What you will do:
Search the entries for the string "leaf" and give the number of lines that hold it, nothing more.

BEGIN Supplied material

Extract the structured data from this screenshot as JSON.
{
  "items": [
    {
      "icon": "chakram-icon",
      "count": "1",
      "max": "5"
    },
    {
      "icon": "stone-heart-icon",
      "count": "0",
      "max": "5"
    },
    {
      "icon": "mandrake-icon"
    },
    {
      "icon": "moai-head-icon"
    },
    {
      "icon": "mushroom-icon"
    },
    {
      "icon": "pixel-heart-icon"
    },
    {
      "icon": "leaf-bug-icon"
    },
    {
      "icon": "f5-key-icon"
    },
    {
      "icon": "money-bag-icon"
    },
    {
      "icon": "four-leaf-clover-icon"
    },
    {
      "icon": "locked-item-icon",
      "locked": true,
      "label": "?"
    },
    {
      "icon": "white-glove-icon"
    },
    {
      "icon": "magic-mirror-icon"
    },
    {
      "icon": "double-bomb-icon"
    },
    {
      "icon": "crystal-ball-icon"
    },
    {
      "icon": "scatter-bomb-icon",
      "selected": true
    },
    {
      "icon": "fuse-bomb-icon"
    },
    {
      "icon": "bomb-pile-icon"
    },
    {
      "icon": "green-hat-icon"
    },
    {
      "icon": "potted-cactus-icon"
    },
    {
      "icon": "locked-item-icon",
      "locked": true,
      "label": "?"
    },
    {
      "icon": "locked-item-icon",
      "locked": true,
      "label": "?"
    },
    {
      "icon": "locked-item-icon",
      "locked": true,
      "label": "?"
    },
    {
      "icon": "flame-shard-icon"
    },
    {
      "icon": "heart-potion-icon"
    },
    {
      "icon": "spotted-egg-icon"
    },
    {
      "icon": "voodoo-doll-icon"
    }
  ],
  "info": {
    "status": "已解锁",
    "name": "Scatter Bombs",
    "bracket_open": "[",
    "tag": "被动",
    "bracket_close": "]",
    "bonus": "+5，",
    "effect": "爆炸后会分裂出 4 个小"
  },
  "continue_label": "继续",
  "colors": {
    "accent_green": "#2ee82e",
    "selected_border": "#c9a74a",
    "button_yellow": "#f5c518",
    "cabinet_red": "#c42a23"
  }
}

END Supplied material

Exercise result:
2